Exercise requirements =>
Every line containing the string "true" is to be copied from the records.

*** Begin section ***

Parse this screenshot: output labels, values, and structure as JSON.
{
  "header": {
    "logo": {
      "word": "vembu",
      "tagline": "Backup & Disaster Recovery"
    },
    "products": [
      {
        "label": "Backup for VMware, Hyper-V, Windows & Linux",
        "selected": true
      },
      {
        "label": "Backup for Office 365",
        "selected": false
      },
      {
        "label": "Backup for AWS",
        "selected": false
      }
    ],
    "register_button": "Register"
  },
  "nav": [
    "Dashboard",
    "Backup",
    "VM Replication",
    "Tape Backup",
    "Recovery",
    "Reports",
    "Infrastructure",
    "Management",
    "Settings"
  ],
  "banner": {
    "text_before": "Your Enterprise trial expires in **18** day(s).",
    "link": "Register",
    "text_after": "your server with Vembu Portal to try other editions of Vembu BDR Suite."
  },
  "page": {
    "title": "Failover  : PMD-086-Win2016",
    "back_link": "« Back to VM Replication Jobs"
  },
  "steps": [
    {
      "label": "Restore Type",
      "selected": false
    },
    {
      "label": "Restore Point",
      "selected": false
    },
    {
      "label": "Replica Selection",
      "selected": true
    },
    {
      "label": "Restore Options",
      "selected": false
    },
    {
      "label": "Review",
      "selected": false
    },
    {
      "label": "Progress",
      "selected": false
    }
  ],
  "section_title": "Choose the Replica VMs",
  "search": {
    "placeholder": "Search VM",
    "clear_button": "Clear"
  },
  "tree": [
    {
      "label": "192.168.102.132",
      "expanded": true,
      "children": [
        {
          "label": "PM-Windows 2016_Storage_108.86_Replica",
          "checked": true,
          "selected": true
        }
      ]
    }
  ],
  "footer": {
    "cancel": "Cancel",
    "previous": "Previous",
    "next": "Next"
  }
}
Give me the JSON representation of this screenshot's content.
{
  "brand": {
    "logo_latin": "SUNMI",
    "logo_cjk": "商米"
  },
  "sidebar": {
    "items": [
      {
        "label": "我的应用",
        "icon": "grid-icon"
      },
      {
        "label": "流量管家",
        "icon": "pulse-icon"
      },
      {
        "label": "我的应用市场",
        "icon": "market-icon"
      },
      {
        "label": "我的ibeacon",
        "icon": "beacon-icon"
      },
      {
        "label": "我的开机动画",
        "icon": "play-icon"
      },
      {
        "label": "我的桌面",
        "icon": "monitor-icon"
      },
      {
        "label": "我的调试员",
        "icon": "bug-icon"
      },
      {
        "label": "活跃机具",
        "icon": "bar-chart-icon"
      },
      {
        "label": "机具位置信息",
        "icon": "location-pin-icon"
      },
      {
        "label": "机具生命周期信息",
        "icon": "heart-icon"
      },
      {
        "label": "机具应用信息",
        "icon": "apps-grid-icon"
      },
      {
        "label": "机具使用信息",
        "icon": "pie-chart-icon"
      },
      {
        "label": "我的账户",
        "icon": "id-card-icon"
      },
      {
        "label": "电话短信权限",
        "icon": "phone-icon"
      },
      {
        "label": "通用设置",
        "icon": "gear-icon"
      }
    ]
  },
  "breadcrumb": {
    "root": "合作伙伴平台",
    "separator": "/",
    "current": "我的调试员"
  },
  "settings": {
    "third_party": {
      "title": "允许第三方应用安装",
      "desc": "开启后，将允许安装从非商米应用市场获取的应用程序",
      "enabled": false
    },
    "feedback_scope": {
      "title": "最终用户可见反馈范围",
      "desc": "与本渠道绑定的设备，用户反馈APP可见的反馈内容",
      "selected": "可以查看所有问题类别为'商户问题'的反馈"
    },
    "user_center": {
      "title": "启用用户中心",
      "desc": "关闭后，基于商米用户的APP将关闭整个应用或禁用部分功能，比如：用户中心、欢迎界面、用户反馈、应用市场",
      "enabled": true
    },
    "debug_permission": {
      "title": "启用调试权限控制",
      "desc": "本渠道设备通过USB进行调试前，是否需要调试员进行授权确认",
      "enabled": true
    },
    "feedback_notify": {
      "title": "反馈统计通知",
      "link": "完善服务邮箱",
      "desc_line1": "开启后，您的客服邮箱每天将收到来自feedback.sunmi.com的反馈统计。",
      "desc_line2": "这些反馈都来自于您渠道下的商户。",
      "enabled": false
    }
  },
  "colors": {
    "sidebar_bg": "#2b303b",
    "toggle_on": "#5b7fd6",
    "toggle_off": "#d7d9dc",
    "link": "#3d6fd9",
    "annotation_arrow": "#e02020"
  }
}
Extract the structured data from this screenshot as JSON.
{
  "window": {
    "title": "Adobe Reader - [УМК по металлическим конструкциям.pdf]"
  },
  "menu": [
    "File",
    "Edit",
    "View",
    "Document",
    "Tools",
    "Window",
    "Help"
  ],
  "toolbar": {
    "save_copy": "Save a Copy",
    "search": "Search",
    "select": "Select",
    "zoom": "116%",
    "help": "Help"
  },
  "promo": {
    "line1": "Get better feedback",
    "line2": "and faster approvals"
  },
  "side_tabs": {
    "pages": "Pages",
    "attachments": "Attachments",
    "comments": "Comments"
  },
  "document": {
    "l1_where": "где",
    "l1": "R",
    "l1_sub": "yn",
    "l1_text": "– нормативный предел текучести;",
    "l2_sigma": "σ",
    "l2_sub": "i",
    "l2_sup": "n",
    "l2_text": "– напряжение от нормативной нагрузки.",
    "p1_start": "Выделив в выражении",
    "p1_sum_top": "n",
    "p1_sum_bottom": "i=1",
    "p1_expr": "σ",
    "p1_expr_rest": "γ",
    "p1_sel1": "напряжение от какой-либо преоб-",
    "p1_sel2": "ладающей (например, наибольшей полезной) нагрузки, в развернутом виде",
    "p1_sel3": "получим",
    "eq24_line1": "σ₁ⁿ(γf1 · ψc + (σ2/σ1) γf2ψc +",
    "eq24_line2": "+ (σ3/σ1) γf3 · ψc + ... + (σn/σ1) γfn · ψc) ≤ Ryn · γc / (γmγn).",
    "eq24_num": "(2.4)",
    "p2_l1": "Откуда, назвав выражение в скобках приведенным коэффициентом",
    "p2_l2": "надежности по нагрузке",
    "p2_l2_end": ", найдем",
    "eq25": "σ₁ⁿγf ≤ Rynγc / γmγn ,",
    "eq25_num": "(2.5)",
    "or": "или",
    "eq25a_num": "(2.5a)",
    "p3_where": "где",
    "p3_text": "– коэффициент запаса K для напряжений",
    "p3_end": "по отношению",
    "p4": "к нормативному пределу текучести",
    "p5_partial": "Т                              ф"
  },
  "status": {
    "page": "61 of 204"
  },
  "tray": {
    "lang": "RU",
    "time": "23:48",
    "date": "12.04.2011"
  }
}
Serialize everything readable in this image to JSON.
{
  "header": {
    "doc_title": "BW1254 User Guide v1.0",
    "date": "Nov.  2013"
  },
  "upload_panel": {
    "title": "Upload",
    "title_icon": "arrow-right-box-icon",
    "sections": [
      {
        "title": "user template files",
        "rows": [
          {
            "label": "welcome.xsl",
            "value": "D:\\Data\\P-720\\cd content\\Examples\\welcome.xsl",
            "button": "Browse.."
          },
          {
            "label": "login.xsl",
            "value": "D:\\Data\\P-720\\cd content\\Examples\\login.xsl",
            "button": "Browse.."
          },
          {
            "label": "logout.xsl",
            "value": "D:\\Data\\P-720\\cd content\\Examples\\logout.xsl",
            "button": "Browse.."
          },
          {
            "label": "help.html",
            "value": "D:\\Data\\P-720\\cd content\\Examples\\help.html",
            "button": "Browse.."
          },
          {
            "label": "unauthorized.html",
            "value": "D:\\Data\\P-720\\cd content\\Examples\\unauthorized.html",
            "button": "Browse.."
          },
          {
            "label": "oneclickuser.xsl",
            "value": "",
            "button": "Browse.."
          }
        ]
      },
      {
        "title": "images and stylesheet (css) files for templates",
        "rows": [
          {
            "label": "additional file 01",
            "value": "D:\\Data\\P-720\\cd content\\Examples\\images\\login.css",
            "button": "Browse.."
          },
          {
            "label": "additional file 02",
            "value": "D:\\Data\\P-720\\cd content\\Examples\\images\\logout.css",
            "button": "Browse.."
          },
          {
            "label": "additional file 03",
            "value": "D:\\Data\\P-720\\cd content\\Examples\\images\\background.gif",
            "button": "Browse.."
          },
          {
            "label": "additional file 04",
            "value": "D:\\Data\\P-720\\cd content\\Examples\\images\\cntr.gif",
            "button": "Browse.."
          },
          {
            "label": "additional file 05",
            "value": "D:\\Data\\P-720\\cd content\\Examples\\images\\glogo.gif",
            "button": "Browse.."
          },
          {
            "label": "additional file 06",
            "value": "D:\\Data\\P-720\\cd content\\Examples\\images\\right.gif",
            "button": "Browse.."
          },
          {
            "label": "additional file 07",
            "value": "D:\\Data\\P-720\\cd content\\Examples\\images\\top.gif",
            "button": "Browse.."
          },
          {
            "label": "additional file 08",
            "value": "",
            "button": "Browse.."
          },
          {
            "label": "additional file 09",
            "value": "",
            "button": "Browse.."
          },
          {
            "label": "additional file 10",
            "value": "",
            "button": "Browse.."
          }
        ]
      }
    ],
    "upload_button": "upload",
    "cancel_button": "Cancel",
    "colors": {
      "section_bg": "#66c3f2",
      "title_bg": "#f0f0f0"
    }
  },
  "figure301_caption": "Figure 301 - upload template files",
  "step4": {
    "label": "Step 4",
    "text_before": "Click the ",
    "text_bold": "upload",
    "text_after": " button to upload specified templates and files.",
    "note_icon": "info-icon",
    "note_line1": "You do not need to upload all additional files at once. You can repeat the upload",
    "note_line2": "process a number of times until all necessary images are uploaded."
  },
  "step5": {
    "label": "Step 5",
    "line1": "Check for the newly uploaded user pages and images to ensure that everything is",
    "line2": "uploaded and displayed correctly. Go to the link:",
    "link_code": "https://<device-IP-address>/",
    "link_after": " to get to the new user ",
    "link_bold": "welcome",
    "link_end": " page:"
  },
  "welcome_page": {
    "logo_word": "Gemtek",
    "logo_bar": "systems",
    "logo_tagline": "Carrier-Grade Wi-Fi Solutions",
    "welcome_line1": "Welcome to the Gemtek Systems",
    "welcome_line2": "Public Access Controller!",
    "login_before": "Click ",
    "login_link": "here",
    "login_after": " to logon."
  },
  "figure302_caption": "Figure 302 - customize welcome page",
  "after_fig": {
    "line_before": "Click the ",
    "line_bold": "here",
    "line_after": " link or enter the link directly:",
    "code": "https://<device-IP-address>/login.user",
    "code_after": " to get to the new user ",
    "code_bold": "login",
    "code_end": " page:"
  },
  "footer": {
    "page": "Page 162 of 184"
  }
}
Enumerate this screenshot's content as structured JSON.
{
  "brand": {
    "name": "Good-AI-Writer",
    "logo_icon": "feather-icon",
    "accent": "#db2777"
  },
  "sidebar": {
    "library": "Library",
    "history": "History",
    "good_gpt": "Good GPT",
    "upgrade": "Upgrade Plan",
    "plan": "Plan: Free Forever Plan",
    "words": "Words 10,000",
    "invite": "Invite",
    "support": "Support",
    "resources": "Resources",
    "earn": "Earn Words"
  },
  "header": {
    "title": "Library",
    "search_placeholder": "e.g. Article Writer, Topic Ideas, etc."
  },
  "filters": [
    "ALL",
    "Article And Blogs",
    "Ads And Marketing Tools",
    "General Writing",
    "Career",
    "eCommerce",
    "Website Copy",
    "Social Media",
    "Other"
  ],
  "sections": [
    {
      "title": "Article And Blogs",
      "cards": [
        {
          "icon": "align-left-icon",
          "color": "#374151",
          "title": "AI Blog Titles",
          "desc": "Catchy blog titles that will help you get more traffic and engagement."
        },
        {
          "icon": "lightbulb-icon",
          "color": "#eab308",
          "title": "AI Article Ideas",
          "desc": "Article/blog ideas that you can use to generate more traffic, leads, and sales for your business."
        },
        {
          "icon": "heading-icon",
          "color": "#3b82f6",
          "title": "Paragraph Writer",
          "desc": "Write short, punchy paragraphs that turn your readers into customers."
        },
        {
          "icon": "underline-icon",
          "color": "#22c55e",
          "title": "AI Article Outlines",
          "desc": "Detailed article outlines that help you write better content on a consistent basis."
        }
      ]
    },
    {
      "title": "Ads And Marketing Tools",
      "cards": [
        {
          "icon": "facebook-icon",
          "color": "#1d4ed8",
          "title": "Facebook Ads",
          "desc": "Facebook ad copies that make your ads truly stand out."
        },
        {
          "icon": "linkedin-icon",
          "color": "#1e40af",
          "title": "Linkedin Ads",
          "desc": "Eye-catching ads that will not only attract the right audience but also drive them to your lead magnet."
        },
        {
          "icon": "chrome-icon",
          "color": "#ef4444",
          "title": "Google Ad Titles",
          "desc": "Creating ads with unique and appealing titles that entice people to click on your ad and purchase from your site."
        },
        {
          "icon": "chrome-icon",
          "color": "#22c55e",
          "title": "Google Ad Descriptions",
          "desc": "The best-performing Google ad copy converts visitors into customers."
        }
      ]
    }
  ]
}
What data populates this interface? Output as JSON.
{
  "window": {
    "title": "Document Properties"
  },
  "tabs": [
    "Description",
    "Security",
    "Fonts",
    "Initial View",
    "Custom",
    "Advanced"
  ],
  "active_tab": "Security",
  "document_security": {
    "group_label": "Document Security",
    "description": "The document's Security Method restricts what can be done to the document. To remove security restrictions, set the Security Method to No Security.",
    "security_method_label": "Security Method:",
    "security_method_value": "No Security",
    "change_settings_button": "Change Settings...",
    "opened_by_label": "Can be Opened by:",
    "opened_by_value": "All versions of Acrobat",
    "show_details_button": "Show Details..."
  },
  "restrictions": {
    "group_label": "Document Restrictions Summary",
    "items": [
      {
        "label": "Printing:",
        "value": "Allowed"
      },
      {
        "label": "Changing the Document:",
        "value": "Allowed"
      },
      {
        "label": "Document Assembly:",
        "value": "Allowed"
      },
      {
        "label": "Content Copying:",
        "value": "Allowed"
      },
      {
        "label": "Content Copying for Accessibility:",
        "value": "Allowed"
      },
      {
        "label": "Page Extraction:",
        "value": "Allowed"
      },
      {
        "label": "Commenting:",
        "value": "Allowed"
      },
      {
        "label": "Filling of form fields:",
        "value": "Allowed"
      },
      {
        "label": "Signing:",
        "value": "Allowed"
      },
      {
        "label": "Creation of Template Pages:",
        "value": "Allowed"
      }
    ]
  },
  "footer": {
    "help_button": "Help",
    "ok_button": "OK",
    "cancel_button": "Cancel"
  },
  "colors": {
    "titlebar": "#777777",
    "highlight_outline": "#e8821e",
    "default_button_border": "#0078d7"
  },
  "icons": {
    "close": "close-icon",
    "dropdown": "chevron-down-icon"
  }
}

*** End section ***

Solution to the exercise =>
        "selected": true
      "selected": true
      "expanded": true,
          "checked": true,
          "selected": true
      "enabled": true
      "enabled": true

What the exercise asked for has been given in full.